of the rain. In the evening I went to Molliens-aux-bois and had a café and biscuits at a diminutive Estaminet. After that I met M'selle Irma & spent an hour at her place. I met her mother & quite a number of others who seemed to regard me as quite a curio. I believe that no Australians have ever been billeted here before & so the appearance of one is quite a novelty. I like M'Selle partly on account of the fact that she supplies me with cider and café gratis.

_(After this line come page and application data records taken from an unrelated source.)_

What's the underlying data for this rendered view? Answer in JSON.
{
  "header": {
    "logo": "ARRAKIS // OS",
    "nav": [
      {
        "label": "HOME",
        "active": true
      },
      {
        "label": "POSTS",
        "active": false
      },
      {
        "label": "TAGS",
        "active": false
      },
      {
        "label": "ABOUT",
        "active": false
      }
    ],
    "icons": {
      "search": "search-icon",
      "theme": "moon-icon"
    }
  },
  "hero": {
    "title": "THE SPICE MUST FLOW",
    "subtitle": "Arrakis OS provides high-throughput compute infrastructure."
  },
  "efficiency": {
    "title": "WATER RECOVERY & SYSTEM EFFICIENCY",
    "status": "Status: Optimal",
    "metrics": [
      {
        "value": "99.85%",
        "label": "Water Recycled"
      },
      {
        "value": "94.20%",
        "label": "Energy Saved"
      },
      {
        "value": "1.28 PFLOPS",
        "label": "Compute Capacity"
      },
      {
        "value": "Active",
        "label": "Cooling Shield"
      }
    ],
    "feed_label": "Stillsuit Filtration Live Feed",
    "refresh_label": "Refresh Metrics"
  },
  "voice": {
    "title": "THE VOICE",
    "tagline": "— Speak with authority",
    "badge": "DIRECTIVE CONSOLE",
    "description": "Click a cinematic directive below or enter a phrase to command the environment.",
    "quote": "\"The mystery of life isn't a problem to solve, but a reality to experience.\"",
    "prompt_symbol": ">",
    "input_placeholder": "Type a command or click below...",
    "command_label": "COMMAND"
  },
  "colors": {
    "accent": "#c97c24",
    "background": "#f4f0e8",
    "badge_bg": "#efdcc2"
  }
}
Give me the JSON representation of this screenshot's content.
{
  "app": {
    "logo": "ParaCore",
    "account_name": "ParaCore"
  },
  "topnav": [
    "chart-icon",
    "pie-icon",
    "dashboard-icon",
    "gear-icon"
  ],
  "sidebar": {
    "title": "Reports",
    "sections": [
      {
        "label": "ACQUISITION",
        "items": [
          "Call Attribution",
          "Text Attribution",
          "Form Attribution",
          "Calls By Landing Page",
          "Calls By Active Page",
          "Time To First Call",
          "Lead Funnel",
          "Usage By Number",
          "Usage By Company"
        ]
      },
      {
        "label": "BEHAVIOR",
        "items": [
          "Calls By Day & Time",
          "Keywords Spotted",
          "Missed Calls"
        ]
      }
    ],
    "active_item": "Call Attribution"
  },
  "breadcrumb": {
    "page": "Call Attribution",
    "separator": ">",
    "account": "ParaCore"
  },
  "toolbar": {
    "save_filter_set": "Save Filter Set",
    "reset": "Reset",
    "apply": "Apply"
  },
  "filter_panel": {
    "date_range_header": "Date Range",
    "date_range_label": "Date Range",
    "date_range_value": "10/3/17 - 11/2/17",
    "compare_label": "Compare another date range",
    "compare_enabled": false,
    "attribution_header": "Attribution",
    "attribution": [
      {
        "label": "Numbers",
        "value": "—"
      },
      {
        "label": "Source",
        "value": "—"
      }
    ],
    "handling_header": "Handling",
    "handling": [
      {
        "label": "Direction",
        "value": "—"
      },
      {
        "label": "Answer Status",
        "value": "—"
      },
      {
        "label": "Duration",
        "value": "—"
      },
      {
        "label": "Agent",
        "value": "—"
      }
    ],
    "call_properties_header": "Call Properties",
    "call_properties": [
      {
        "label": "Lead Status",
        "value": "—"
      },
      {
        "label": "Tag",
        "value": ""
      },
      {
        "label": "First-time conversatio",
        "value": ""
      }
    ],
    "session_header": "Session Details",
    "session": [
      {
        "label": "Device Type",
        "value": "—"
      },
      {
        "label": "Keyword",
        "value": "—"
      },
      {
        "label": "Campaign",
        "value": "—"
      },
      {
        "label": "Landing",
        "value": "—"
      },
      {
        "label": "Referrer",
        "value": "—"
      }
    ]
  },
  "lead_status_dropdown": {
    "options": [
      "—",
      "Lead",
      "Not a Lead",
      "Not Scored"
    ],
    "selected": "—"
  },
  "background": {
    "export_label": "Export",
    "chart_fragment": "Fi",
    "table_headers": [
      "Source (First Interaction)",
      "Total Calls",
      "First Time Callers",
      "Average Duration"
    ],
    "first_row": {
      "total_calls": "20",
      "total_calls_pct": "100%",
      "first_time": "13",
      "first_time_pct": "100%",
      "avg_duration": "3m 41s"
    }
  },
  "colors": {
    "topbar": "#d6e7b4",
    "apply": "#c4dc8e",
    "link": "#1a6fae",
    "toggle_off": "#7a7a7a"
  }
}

May 23 Usual drill in morning and half-holiday in afternoon, I walked to Molliens-aux-bois and visited a quiet home in a side street for a cup of café. I love visiting these places, for by so doing, one is enabled to see into the inner side of a French home & to hear, from the lips of those most deeply concerned, opinions upon the war. And besides one's heart is